### Records shown ###

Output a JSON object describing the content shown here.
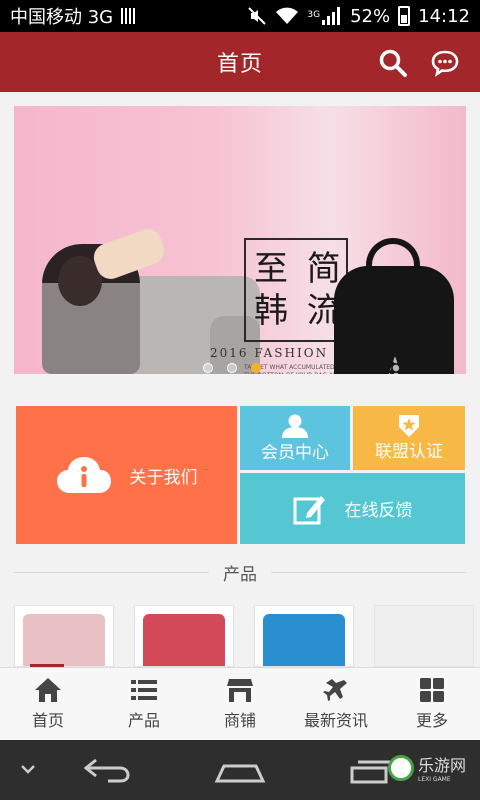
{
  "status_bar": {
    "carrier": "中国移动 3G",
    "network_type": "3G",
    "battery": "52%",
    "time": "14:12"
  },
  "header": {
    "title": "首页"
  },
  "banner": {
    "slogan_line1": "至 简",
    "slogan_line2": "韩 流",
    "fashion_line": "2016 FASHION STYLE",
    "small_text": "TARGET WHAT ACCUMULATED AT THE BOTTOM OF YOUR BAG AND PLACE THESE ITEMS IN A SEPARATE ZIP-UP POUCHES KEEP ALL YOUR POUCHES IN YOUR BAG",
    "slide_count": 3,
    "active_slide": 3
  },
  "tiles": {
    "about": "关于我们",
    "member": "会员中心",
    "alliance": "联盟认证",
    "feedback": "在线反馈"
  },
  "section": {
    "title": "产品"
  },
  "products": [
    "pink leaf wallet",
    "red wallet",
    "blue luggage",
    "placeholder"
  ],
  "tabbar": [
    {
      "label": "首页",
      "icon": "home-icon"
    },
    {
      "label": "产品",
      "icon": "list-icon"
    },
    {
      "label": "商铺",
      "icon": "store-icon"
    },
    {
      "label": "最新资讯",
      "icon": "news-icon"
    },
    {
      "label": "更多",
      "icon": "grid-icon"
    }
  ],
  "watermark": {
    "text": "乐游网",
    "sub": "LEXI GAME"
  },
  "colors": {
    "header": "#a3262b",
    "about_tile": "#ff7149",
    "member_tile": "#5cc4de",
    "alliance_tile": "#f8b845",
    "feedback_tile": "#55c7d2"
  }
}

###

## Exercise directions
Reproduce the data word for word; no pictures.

## Solution to the problem
Output a JSON object describing the content shown here.
{
  "status_bar": {
    "carrier": "中国移动 3G",
    "network_type": "3G",
    "battery": "52%",
    "time": "14:12"
  },
  "header": {
    "title": "首页"
  },
  "banner": {
    "slogan_line1": "至 简",
    "slogan_line2": "韩 流",
    "fashion_line": "2016 FASHION STYLE",
    "small_text": "TARGET WHAT ACCUMULATED AT THE BOTTOM OF YOUR BAG AND PLACE THESE ITEMS IN A SEPARATE ZIP-UP POUCHES KEEP ALL YOUR POUCHES IN YOUR BAG",
    "slide_count": 3,
    "active_slide": 3
  },
  "tiles": {
    "about": "关于我们",
    "member": "会员中心",
    "alliance": "联盟认证",
    "feedback": "在线反馈"
  },
  "section": {
    "title": "产品"
  },
  "products": [
    "pink leaf wallet",
    "red wallet",
    "blue luggage",
    "placeholder"
  ],
  "tabbar": [
    {
      "label": "首页",
      "icon": "home-icon"
    },
    {
      "label": "产品",
      "icon": "list-icon"
    },
    {
      "label": "商铺",
      "icon": "store-icon"
    },
    {
      "label": "最新资讯",
      "icon": "news-icon"
    },
    {
      "label": "更多",
      "icon": "grid-icon"
    }
  ],
  "watermark": {
    "text": "乐游网",
    "sub": "LEXI GAME"
  },
  "colors": {
    "header": "#a3262b",
    "about_tile": "#ff7149",
    "member_tile": "#5cc4de",
    "alliance_tile": "#f8b845",
    "feedback_tile": "#55c7d2"
  }
}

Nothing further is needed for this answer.